All the entries need to be duplicated exactly, with the pictures omitted.

◆ **Listed records**:
= Beginning of Section =

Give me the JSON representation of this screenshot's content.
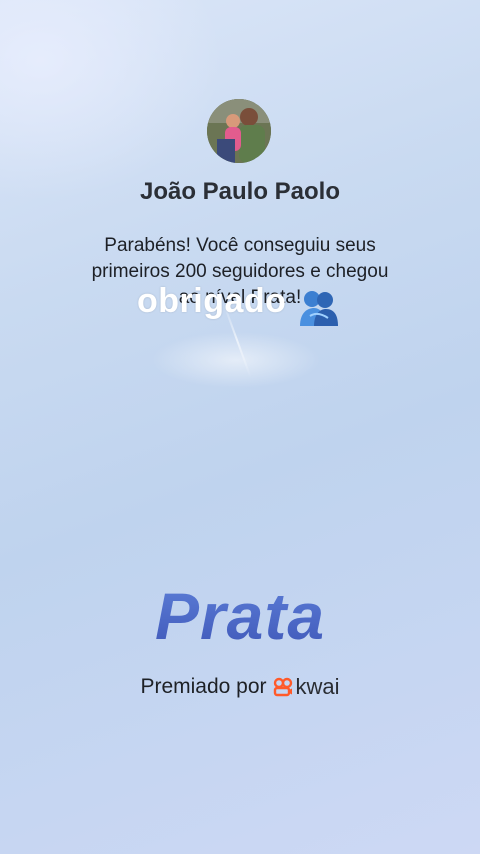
{
  "profile": {
    "name": "João Paulo Paolo"
  },
  "message": {
    "line1": "Parabéns! Você conseguiu seus",
    "line2": "primeiros 200 seguidores e chegou",
    "line3": "ao nível Prata!"
  },
  "overlay": {
    "text": "obrigado",
    "icon": "people-hugging-icon"
  },
  "tier": {
    "label": "Prata",
    "color": "#4a68c4"
  },
  "award": {
    "prefix": "Premiado por",
    "brand": "kwai",
    "brand_icon": "kwai-logo-icon",
    "brand_color": "#ff5a2a"
  }
}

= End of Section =

◆ **Answer to this exercise**:
Give me the JSON representation of this screenshot's content.
{
  "profile": {
    "name": "João Paulo Paolo"
  },
  "message": {
    "line1": "Parabéns! Você conseguiu seus",
    "line2": "primeiros 200 seguidores e chegou",
    "line3": "ao nível Prata!"
  },
  "overlay": {
    "text": "obrigado",
    "icon": "people-hugging-icon"
  },
  "tier": {
    "label": "Prata",
    "color": "#4a68c4"
  },
  "award": {
    "prefix": "Premiado por",
    "brand": "kwai",
    "brand_icon": "kwai-logo-icon",
    "brand_color": "#ff5a2a"
  }
}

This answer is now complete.